> WHAT THE TASK ASKS: Your copy of the entries must be exact, and it must not include the pictures.

> DATA FOR ANALYSIS:
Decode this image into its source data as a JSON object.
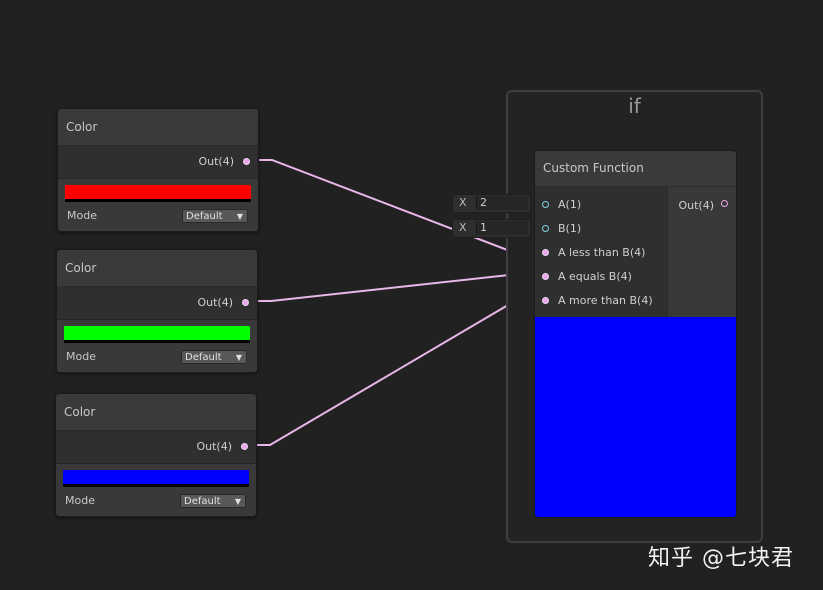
{
  "color_nodes": [
    {
      "title": "Color",
      "output_label": "Out(4)",
      "swatch_color": "#ff0000",
      "mode_label": "Mode",
      "mode_value": "Default"
    },
    {
      "title": "Color",
      "output_label": "Out(4)",
      "swatch_color": "#00ff00",
      "mode_label": "Mode",
      "mode_value": "Default"
    },
    {
      "title": "Color",
      "output_label": "Out(4)",
      "swatch_color": "#0000ff",
      "mode_label": "Mode",
      "mode_value": "Default"
    }
  ],
  "group": {
    "title": "if"
  },
  "custom_function": {
    "title": "Custom Function",
    "inputs": [
      "A(1)",
      "B(1)",
      "A less than B(4)",
      "A equals B(4)",
      "A more than B(4)"
    ],
    "output_label": "Out(4)",
    "preview_color": "#0000ff"
  },
  "inline_fields": [
    {
      "axis": "X",
      "value": "2"
    },
    {
      "axis": "X",
      "value": "1"
    }
  ],
  "wire_colors": {
    "color": "#e8b6e8",
    "float": "#7fd6e6"
  },
  "watermark": "知乎 @七块君"
}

> ANSWER TO THIS TASK:
Decode this image into its source data as a JSON object.
{
  "color_nodes": [
    {
      "title": "Color",
      "output_label": "Out(4)",
      "swatch_color": "#ff0000",
      "mode_label": "Mode",
      "mode_value": "Default"
    },
    {
      "title": "Color",
      "output_label": "Out(4)",
      "swatch_color": "#00ff00",
      "mode_label": "Mode",
      "mode_value": "Default"
    },
    {
      "title": "Color",
      "output_label": "Out(4)",
      "swatch_color": "#0000ff",
      "mode_label": "Mode",
      "mode_value": "Default"
    }
  ],
  "group": {
    "title": "if"
  },
  "custom_function": {
    "title": "Custom Function",
    "inputs": [
      "A(1)",
      "B(1)",
      "A less than B(4)",
      "A equals B(4)",
      "A more than B(4)"
    ],
    "output_label": "Out(4)",
    "preview_color": "#0000ff"
  },
  "inline_fields": [
    {
      "axis": "X",
      "value": "2"
    },
    {
      "axis": "X",
      "value": "1"
    }
  ],
  "wire_colors": {
    "color": "#e8b6e8",
    "float": "#7fd6e6"
  },
  "watermark": "知乎 @七块君"
}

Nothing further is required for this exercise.